Colorado Secretary of State Jena Griswold announced Monday in a press release that voters in all 64 counties will be able to track the status of their individual mail ballots for the 2020 General Election through BallotTrax, a ballot tracking system. Voters will be able to receive notifications by phone, email, or text about the status of their mail ballots, from the time their County Clerk and Recorder mails the outgoing ballot packet, to when their completed ballot is received and accepted for counting.
“I’m happy to announce that for the first time, every Colorado voter will have access to ballot tracking, to be able to see when ballots are sent to when they are processed,” said Secretary Griswold. “This new program is one of the many ways that Colorado continually innovates to ensure our elections are the best in the nation.”
The Colorado Secretary of State’s Office is offering the BallotTrax ballot tracking and messaging system to all counties with Las Animas opting in earlier this year. Chief Deputy Clerk Joseph Mestas said it has come with high praise from users locally.
“I’m excited to see the whole state get a version of Ballottrax,” said Mestas. “It is a great tool for voters to be able to track their ballots. Las Animas County has had Ballottrax for the last few elections. I’ve had only positive comments about it from voters here in the county that have used it.”
Las Animas voters already signed up with the service won’t notice any changes to the content, format, or timing of the ballot status messages they receive explained Griswold’s press release. The effect of the Secretary of State’s initiative makes the BallotTrax system available to voters in the other 51 counties that never before had access to ballot tracking.
Beginning September 14, voters in counties that are adding ballot tracking will receive a notification that they have been enrolled in the service if their registration record contains an email address. Those who don’t receive an auto-enrollment notification can sign up themselves at lasanimasvotes.com.

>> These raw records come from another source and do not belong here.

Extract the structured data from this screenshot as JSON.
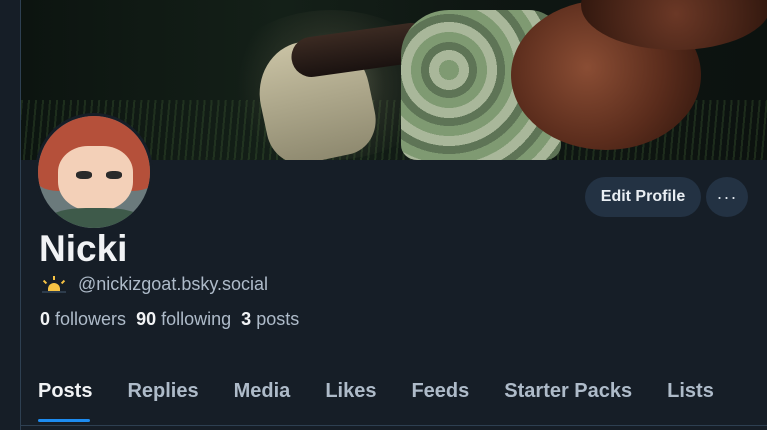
{
  "profile": {
    "display_name": "Nicki",
    "handle": "@nickizgoat.bsky.social",
    "handle_emoji": "sunrise-icon"
  },
  "stats": {
    "followers_count": "0",
    "followers_label": "followers",
    "following_count": "90",
    "following_label": "following",
    "posts_count": "3",
    "posts_label": "posts"
  },
  "actions": {
    "edit_label": "Edit Profile",
    "more_label": "···"
  },
  "tabs": [
    {
      "label": "Posts",
      "active": true
    },
    {
      "label": "Replies"
    },
    {
      "label": "Media"
    },
    {
      "label": "Likes"
    },
    {
      "label": "Feeds"
    },
    {
      "label": "Starter Packs"
    },
    {
      "label": "Lists"
    }
  ],
  "colors": {
    "background": "#161e27",
    "button_bg": "#233243",
    "accent": "#1d8cf0",
    "muted_text": "#aebbc9"
  }
}
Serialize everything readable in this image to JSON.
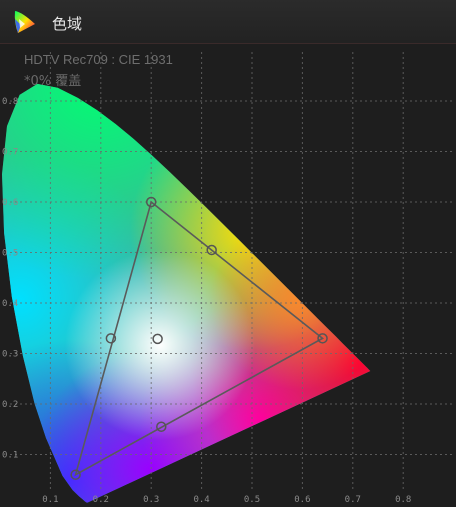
{
  "header": {
    "title": "色域",
    "icon": "color-gamut-icon"
  },
  "info": {
    "standard": "HDTV Rec709 : CIE 1931",
    "coverage": "*0% 覆盖"
  },
  "colors": {
    "background": "#1e1e1e",
    "grid": "#5a5a5a",
    "triangle": "#5c5c5c",
    "text_muted": "#6e6e6e"
  },
  "chart_data": {
    "type": "scatter",
    "xlim": [
      0.0,
      0.85
    ],
    "ylim": [
      0.0,
      0.9
    ],
    "x_ticks": [
      "0.1",
      "0.2",
      "0.3",
      "0.4",
      "0.5",
      "0.6",
      "0.7",
      "0.8"
    ],
    "y_ticks": [
      "0.1",
      "0.2",
      "0.3",
      "0.4",
      "0.5",
      "0.6",
      "0.7",
      "0.8"
    ],
    "x_tick_values": [
      0.1,
      0.2,
      0.3,
      0.4,
      0.5,
      0.6,
      0.7,
      0.8
    ],
    "y_tick_values": [
      0.1,
      0.2,
      0.3,
      0.4,
      0.5,
      0.6,
      0.7,
      0.8
    ],
    "grid": true,
    "triangle_vertices": [
      {
        "x": 0.64,
        "y": 0.33
      },
      {
        "x": 0.3,
        "y": 0.6
      },
      {
        "x": 0.15,
        "y": 0.06
      }
    ],
    "edge_midpoints": [
      {
        "x": 0.42,
        "y": 0.505
      },
      {
        "x": 0.22,
        "y": 0.33
      },
      {
        "x": 0.32,
        "y": 0.155
      }
    ],
    "white_point": {
      "x": 0.3127,
      "y": 0.329
    },
    "spectral_locus": [
      [
        0.1741,
        0.005
      ],
      [
        0.1738,
        0.0049
      ],
      [
        0.1736,
        0.0049
      ],
      [
        0.1733,
        0.0048
      ],
      [
        0.1726,
        0.0048
      ],
      [
        0.1714,
        0.0051
      ],
      [
        0.1689,
        0.0069
      ],
      [
        0.1644,
        0.0109
      ],
      [
        0.1566,
        0.0177
      ],
      [
        0.144,
        0.0297
      ],
      [
        0.1241,
        0.0578
      ],
      [
        0.0913,
        0.1327
      ],
      [
        0.0687,
        0.2007
      ],
      [
        0.0454,
        0.295
      ],
      [
        0.0235,
        0.4127
      ],
      [
        0.0082,
        0.5384
      ],
      [
        0.0039,
        0.6548
      ],
      [
        0.0139,
        0.7502
      ],
      [
        0.0389,
        0.812
      ],
      [
        0.0743,
        0.8338
      ],
      [
        0.1142,
        0.8262
      ],
      [
        0.1547,
        0.8059
      ],
      [
        0.1929,
        0.7816
      ],
      [
        0.2296,
        0.7543
      ],
      [
        0.2658,
        0.7243
      ],
      [
        0.3016,
        0.6923
      ],
      [
        0.3373,
        0.6589
      ],
      [
        0.3731,
        0.6245
      ],
      [
        0.4087,
        0.5896
      ],
      [
        0.4441,
        0.5547
      ],
      [
        0.4788,
        0.5202
      ],
      [
        0.5125,
        0.4866
      ],
      [
        0.5448,
        0.4544
      ],
      [
        0.5752,
        0.4242
      ],
      [
        0.6029,
        0.3965
      ],
      [
        0.627,
        0.3725
      ],
      [
        0.6482,
        0.3514
      ],
      [
        0.6658,
        0.334
      ],
      [
        0.6801,
        0.3197
      ],
      [
        0.6915,
        0.3083
      ],
      [
        0.7006,
        0.2993
      ],
      [
        0.7079,
        0.292
      ],
      [
        0.714,
        0.2859
      ],
      [
        0.719,
        0.2809
      ],
      [
        0.723,
        0.277
      ],
      [
        0.726,
        0.274
      ],
      [
        0.7283,
        0.2717
      ],
      [
        0.73,
        0.27
      ],
      [
        0.7311,
        0.2689
      ],
      [
        0.732,
        0.268
      ],
      [
        0.7327,
        0.2673
      ],
      [
        0.7334,
        0.2666
      ],
      [
        0.734,
        0.266
      ],
      [
        0.7344,
        0.2656
      ],
      [
        0.7347,
        0.2653
      ]
    ]
  }
}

“We only have a small percentage of less than 1 percent of voters signed up at this point; however, we are hopeful more people will take advantage of it,” said Mestas.
Voters can opt out of BallotTrax at any time. Voters in counties with preexisting ballot tracking capabilities, will not need to re-enroll and will be able to continue to have their ballots tracked without interruption.
As a reminder, Mestas said the tracking system was different from registration or updates on elections. For that information, visit www.GoVoteColorado.gov.
Secretary of State’s Office, USPS at odds over mailer
On Saturday, September 12, Griswold issued a statement regarding a lawsuit that was filed against the United States Postal Service for mailing out election info that could mislead Colorado voters, primarily as a reminder that ballots are sent out without having to make a request if registered and should be turned in as soon as possible after receiving them.
“On Thursday my office received notice that the United States Postal Service would be sending out a national pre-election mailer to every household in America that contains incorrect election information for Colorado,” said Griswold. “The mailer incorrectly asks that voters request a mail ballot 15 days before the election and return their ballots by mail at least seven days before the election. In Colorado, every registered voter is sent a ballot without having to make a request and voters are urged to return ballots by mail sooner than seven days before the election. My office asked USPS officials to delay or not send the mailer in Colorado, but they refused to commit to that.”
Recently, Mestas stated they are still on schedule to send out ballots via mail to registered voters on October 9. Griswold explained that the current state of everything was difficult enough without potential misinformation going out to voters.
“The importance of this election, combined with the fact it is being held amidst a national pandemic, further heightens the need to provide correct voting information to Coloradans,” said Griswold. “That is why I am filing a lawsuit against the USPS to cease this mailer and help shield Colorado voters from this misinformation. As the Chief Election Official of the state of Colorado, it’s my job to try to stop misinformation and any unnecessary election confusion.”